- Living Their Faith
- Special Reports
- Maps & Data
- Dear Abby
- Games & Puzzles
- Events & Exhibits
- Food & Drink
- Arts & Music
- Movies & TV
Mystic - Residents of a Mystic neighborhood are urging police and town officials to stop a teenager from incessantly riding his dirt bike around his grandparents' 2-acre property on Richmond Lane, saying the noise is making their lives miserable.
On Thursday, a few of the residents appeared before the Stonington Board of Police Commissioners, urging members to either charge the boy and his family with a crime such as breach of peace or enact some type of ordinance to keep him from riding. One neighbor, Aaron Green, presented the board with a petition signed by 32 residents from nine surrounding streets, asking the town to address the problem.
Green said that despite complaints to police, visits by officers and a request to the parents of the teen and others who ride there, the noise has persisted. He said part of the teen's track goes right along the border of his property at 18 Richmond Lane.
The 2-acre dirt bike property is located at 12 and 16 Richmond Lane and is owned by Donald and Eleanor Weber and their daughter, Karen Fusaro.
"It's extremely loud, rude and disrespectful. My kids can't do their homework even with the windows closed," said Green.
Charlene Fowles, who lives across the street from the property, told the board said the riding can go on for as long as seven hours on weekends.

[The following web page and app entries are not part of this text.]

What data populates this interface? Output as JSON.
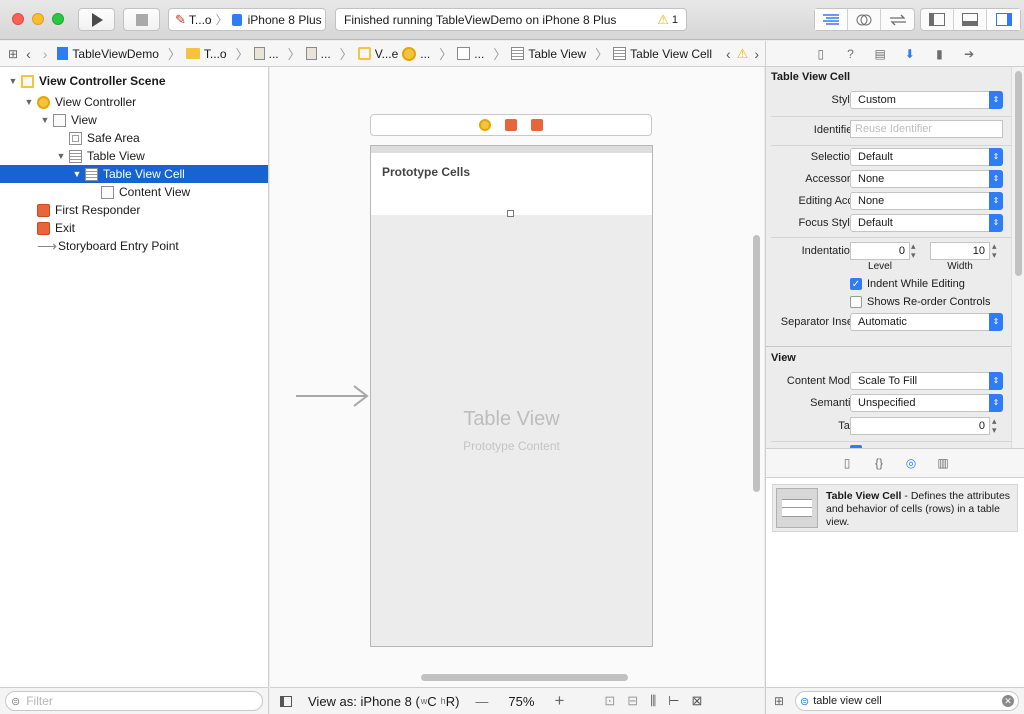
{
  "toolbar": {
    "scheme_target": "T...o",
    "scheme_device": "iPhone 8 Plus",
    "activity_text": "Finished running TableViewDemo on iPhone 8 Plus",
    "warning_count": "1"
  },
  "jumpbar": {
    "items": [
      "TableViewDemo",
      "T...o",
      "...",
      "...",
      "V...e",
      "...",
      "...",
      "Table View",
      "Table View Cell"
    ]
  },
  "navigator": {
    "scene": "View Controller Scene",
    "items": [
      {
        "label": "View Controller"
      },
      {
        "label": "View"
      },
      {
        "label": "Safe Area"
      },
      {
        "label": "Table View"
      },
      {
        "label": "Table View Cell"
      },
      {
        "label": "Content View"
      },
      {
        "label": "First Responder"
      },
      {
        "label": "Exit"
      },
      {
        "label": "Storyboard Entry Point"
      }
    ],
    "filter_placeholder": "Filter"
  },
  "canvas": {
    "prototype_cells": "Prototype Cells",
    "table_view_title": "Table View",
    "table_view_subtitle": "Prototype Content"
  },
  "canvas_bar": {
    "view_as": "View as: iPhone 8 (",
    "size_w": "w",
    "size_c": "C",
    "size_h": "h",
    "size_r": "R)",
    "minus": "—",
    "zoom": "75%",
    "plus": "+"
  },
  "inspector": {
    "cell_header": "Table View Cell",
    "style_label": "Style",
    "style_value": "Custom",
    "identifier_label": "Identifier",
    "identifier_placeholder": "Reuse Identifier",
    "selection_label": "Selection",
    "selection_value": "Default",
    "accessory_label": "Accessory",
    "accessory_value": "None",
    "editing_acc_label": "Editing Acc.",
    "editing_acc_value": "None",
    "focus_style_label": "Focus Style",
    "focus_style_value": "Default",
    "indentation_label": "Indentation",
    "indentation_level": "0",
    "indentation_width": "10",
    "level_label": "Level",
    "width_label": "Width",
    "indent_while_editing": "Indent While Editing",
    "indent_while_editing_checked": true,
    "shows_reorder": "Shows Re-order Controls",
    "shows_reorder_checked": false,
    "separator_inset_label": "Separator Inset",
    "separator_inset_value": "Automatic",
    "view_header": "View",
    "content_mode_label": "Content Mode",
    "content_mode_value": "Scale To Fill",
    "semantic_label": "Semantic",
    "semantic_value": "Unspecified",
    "tag_label": "Tag",
    "tag_value": "0"
  },
  "library": {
    "item_title": "Table View Cell",
    "item_desc": " - Defines the attributes and behavior of cells (rows) in a table view.",
    "filter_value": "table view cell"
  },
  "colors": {
    "selection": "#1764d1",
    "accent": "#2f7cf6",
    "warning": "#f5b400"
  }
}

"The noise is unbearable. It's louder than a chain saw," she said. "The police come out and talk to them, but it doesn't do anything. It has to come to a stop. We can't face another summer with this noise."

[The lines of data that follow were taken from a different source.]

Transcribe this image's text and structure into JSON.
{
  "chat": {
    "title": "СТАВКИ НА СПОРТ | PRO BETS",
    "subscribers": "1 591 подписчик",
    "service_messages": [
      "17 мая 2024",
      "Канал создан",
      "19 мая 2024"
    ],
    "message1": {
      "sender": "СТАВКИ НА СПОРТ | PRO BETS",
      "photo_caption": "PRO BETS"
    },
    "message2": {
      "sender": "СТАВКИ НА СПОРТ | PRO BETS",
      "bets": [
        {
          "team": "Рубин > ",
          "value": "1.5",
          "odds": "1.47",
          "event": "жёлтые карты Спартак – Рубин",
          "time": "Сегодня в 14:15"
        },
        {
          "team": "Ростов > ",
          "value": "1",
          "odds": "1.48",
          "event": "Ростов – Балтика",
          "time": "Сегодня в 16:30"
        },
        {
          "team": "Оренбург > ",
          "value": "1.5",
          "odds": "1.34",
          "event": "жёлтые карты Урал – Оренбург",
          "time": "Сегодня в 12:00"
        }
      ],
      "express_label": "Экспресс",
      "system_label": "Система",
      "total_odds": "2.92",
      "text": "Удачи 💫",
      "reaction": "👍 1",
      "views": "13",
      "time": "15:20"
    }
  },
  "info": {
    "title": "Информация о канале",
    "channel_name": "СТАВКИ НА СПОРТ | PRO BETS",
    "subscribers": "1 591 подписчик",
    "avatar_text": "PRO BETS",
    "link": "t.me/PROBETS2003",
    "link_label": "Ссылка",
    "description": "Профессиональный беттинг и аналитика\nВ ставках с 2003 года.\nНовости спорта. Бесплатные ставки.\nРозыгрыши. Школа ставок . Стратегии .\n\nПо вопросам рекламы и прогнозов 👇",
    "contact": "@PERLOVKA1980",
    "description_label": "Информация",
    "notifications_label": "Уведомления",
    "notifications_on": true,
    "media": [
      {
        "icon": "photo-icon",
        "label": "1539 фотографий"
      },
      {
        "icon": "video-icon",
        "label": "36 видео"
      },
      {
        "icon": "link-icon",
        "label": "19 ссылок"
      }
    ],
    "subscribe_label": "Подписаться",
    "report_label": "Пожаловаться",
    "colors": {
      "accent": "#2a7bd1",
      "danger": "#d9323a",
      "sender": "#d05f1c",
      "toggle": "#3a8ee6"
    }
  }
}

Police Capt. Jerry Desmond told the residents that he sympathizes with their problem.
But he said the activity does not appear to fall under such crimes as breach of peace, disorderly conduct or creating a public disturbance as the boy's intent may not be to cause a disturbance. State law, for example, says a person can be cited for an infraction of creating a public disturbance when a person "with intent to cause inconvenience, annoyance or alarm ... makes unreasonable noise."
"It may not apply as easily as you think," Desmond said, referring to the boy's intent.
Desmond said the police department is also looking to borrow a noise meter to measure how loud the dirt bike is.
First Selectman Ed Haberek said he has talked to Town Attorney Thomas Londregan about the problem and the town is also looking at a New London ordinance that could be useful.
He said the town may also be able to cite the owners of the property with a zoning violation.
The town does have a nuisance ordinance that makes it unlawful for any person to create unreasonably loud or disturbing noise that is objectionable when heard within the confines of a home. But it only applies to noise made before 6 a.m. and after 10 p.m. Monday through Saturday and before 8 a.m. and after 10 p.m. on Sunday.
The board plans to get an update on the problem at its May 9 meeting.
On Sunday afternoon, the teen was seen racing the red dirt bike at high speed around the perimeter of the property, through stands of trees and doing wheelies across the large lawn.
"They're trying to ban motorcycles from this neighborhood," said Eleanor Weber, who was unaware of her neighbor's appearance before the board. She said her grandson, now 15, has been riding since he was 3 and is limited to a half hour a day. She said there are other motorcycles in the neighborhood.
"This guy next door has been nothing but trouble," she said about Green. "The minute (my grandson) starts it up they call the police.
She pointed out the dirt bike is street legal, which means it has been modified so it creates less noise and meets other requirements to ride on the road.